She is curious and always jumps on opportunities to explore to learn more. She goes to Japan, to Hawaii, to Utah, to California, to New Jersey, and to anywhere she feels called to be whether it is to fulfill her family engagements or to purely satisfy her desire to learn more. She is a doctor and has a lawyer husband and they have the luxury of choosing where they want to go next. Even though they have four young children, somehow they still have energy to dream up their next journey. Her enthusiasm inspires me. Her curiosity is so foreign. I did not realize how little desire I have for travelling until I encountered her travelling life style. I choose my next destination in order to unlearn everything I have learned since my last trip.
I am all about unlearning and unloading. This emptying is a long journey. I peel away one layer after another but every time I do, yet another layer descends encasing me all over again. I reach for the openness, I strive for the light and more visibility, but somehow, things happen that trap me right back in the dark. And I have to fight my way just to catch a breath. It’s so suffocating in here.
So I just dream a small, raggedy home in the country. I wish for a short walk to the trail. On a lucky day, I drive to a near by vineyard to soak in the sun and the open air. Mountains and beaches are too far away and I neither have money nor time to achieve those goals. A Mountain top stay or a beach getaway would be my highest ideal at the moment but it won’t satisfy me. I am saving all my resources to find myself a permanent resolution. A forever home. And in a way, I am there already, because that’s where my mind resides. My heart yearns for that home in heaven and it brings me so much comfort.
I sit here again this morning with some heaviness in my heart wondering where I could visit to unload this… feeling. It’s nameless and faceless but it has such clear presence. More clearer than any persons I meet during the day. It’s there. Right. There. How can you miss it? How? How do you go on ignoring that presence when it’s right there in the central core of your soul? Doesn’t it weigh you down? Doesn’t it pull you down to the bottom of the ocean making you fear for your survival? And how can you swallow up that big, giant knot in your throat? It just swells up to this huge tsunami level and pours out through your eyes for the world to see its spill. How do you resist the tears from flowing? How do you control when the feeling is so… magnificent?
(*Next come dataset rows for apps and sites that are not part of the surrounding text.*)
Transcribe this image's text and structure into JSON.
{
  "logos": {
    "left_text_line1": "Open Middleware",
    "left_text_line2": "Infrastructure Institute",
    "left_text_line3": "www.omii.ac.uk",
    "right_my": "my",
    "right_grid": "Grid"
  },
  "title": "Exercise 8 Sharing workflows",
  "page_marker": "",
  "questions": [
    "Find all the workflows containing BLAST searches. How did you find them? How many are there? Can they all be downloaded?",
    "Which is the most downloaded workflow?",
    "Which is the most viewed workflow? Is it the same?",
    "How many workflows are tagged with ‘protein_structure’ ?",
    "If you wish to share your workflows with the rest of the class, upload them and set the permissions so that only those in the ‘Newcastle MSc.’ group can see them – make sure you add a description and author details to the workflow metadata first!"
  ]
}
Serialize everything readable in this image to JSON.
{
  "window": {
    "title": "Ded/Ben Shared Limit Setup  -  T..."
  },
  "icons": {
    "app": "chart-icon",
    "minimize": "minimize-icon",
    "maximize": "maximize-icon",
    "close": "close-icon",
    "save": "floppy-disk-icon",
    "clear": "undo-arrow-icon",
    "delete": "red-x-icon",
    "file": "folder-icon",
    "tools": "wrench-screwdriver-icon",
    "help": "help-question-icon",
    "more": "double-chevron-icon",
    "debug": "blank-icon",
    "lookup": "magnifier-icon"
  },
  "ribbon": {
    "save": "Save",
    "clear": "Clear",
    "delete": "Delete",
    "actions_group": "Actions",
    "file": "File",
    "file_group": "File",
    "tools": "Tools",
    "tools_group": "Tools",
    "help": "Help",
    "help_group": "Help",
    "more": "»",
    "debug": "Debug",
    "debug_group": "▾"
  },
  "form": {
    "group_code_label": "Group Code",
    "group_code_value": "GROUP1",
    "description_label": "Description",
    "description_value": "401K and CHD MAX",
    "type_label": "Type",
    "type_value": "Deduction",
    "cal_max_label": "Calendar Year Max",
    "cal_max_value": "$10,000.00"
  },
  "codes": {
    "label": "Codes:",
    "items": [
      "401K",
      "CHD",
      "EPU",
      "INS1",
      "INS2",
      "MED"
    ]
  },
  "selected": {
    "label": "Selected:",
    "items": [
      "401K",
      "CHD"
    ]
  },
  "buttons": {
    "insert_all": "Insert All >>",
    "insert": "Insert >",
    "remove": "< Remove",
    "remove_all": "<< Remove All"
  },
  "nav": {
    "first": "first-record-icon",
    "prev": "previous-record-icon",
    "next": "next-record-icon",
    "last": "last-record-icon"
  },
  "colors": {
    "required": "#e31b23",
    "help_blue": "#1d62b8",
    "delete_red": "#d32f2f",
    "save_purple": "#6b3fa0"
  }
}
By swallowing anti-depressant, you might say.
By gulping down a glass of wine or beer.
By dancing away the darkness pretending a fake smile.
By mingling with strangers that offer instant high drives of energy.
By filling your life with meaningless relationships that falter over time.
I’ve been there. I’ve done all of that above and more. And I learned one thing. That those are not real. These fixes won’t last. They wither your energy and waste your time. Like a bartender filling up glasses all night, I’ve tried to drink up my sorrow and refill it with yet another mix of my pathetic emotions. It was depleting. It was defeating to my soul.
So now I am all about emptying, unlearning, and unloading:
By staring at a blank white wall enjoying its comforting and relaxing super power.
By minimizing human interactions and spending as much time as I need in my contemplative plane.
By visiting a big open sky. The list of my healing places are: local wineries as they are located on the hill tops. local parks, trails, etc. Or if I really do not have any access to these places, then my top floor of my town house. There I can open my windows that reveal the overview of the wide open sky.
By sitting down with a Bible to trace the Word with my tired eyes waiting for the healing miracle.
I don’t know about you, but these are my coping strategies that work for me. They work for my pocket as well since most of these activities won’t cost you any dime. I’ve always prided myself to be a cheep date but I can also be a cheep patient!
The point is that the most enjoyable things in life are the simplest things. It’s often the things that does not cost you any money. And the most therapeutic things in life are also the simplest things. A walk in the woods, taking in fresh air up on the hill of your local winery, petting a goat, or staring at the blank white wall in your own home. Default everything. And unload anything. Empty out and begin anew. Live each day like it is the first day of your journey. Then before you know it, you would be walking into the gate that leads you home.